Thus, if there is more than 1 VC Mesh based group, and less MCS based groups than cluster members (M2 < N), the constraint on cluster size is dictated by the VC Mesh characteristics: N*M1 <= VCmax - 2. (If M2 == N, then there may be 2 VC Mesh based groups before the VC Mesh characteristics are the dictating factor.)

Now, if M2 > N (more MCS based groups, and hence MCSes, than cluster members) the calculation is more complex since in this case VCmax at the MARS Client is the limiting parameter for both VC Mesh and MCS cases. The limit becomes:

      N*M1 + 2*M2 <= VCmax - 2

However, on face value this is an odd situation anyway, since it implies more MCS entities than hosts or router interfaces into the cluster (given the assumption of one group per MCS).

The impact of MCS entities that simultaneously support multiple groups is left for future study.

7. Open Issues

There is a wide range of qualitative analysis that can be extracted from typical MARS deployment scenarios. This document does not attempt to develop any numerical models for VC consumptions, end to end latencies, etc.

8. Conclusion

This document has provided a high level, qualitative overview of the parameters affecting the size of MARS Clusters. Limitations on the number of leaf nodes a pt-mpt SVC may support, sizes of the MARS database, propagation delays of MARS and UNI messages, and the frequency of MARS and UNI control messages are all identified as issues that will constrain Clusters. Conventional Mrouters are identified as useful aggregators of IP multicast traffic and signaling information. Cell Switch Routers are noted to offer only some of the aggregation attributes of conventional Mrouters. Large scale IP multicasting over ATM requires a combination of Mrouters and appropriately sized MARS Clusters.

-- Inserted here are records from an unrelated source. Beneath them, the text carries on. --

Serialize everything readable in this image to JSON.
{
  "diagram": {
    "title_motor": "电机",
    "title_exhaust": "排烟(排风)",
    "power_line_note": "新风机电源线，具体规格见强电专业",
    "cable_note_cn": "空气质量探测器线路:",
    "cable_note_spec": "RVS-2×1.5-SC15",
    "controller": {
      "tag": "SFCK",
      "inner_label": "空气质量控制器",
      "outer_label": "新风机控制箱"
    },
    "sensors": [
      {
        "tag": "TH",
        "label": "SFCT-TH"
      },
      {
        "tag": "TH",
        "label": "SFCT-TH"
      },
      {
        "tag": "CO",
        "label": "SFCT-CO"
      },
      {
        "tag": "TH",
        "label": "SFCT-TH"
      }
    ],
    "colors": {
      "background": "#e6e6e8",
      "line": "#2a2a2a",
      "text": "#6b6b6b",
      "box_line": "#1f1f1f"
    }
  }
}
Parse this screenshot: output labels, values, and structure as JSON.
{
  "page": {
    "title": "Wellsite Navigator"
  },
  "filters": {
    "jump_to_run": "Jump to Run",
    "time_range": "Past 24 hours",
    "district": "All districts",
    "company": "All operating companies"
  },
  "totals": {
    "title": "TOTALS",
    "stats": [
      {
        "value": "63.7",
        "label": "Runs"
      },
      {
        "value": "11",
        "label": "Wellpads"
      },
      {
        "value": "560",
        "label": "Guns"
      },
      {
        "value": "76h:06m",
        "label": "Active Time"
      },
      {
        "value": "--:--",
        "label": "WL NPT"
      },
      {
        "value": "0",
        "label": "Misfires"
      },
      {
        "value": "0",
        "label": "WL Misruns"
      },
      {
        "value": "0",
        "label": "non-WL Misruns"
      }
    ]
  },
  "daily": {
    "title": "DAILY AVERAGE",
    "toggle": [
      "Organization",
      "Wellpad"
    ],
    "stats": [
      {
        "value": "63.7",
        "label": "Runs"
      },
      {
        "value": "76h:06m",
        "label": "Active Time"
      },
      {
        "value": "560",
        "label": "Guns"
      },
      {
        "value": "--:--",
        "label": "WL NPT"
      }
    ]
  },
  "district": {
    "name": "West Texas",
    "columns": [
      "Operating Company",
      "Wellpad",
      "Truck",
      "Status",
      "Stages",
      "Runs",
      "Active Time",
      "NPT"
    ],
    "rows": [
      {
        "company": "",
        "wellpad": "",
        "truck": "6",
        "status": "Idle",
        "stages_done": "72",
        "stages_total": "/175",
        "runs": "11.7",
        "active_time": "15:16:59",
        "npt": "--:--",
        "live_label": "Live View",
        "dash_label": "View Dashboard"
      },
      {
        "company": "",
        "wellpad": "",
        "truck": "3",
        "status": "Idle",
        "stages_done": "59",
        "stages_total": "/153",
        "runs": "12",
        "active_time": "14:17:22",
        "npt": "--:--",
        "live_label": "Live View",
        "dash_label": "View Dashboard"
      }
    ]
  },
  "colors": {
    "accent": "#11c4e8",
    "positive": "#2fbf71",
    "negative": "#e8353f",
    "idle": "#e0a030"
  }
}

Finally, it has been shown that in a simple cluster where there are less MCS based groups than cluster members, two or more VC Mesh based groups are sufficient to render the use of Multicast Servers irrelevant to the worst case cluster size limit.

Security Considerations

Security issues are not discussed in this memo.


Thanks must go to Rajesh Talpade (Georgia Tech) for specific input on aspects of the VC Mesh vs MCS tradeoffs, and Joel Halpern (Newbridge) for general input on the document's focus.

Author's Address

Grenville Armitage
Bellcore, 445 South Street
Morristown, NJ, 07960

   Phone +1 201 829 2635


   [1] Armitage, G., "Support for Multicast over UNI 3.0/3.1 based ATM
   Networks.", Bellcore, RFC 2022, November 1996.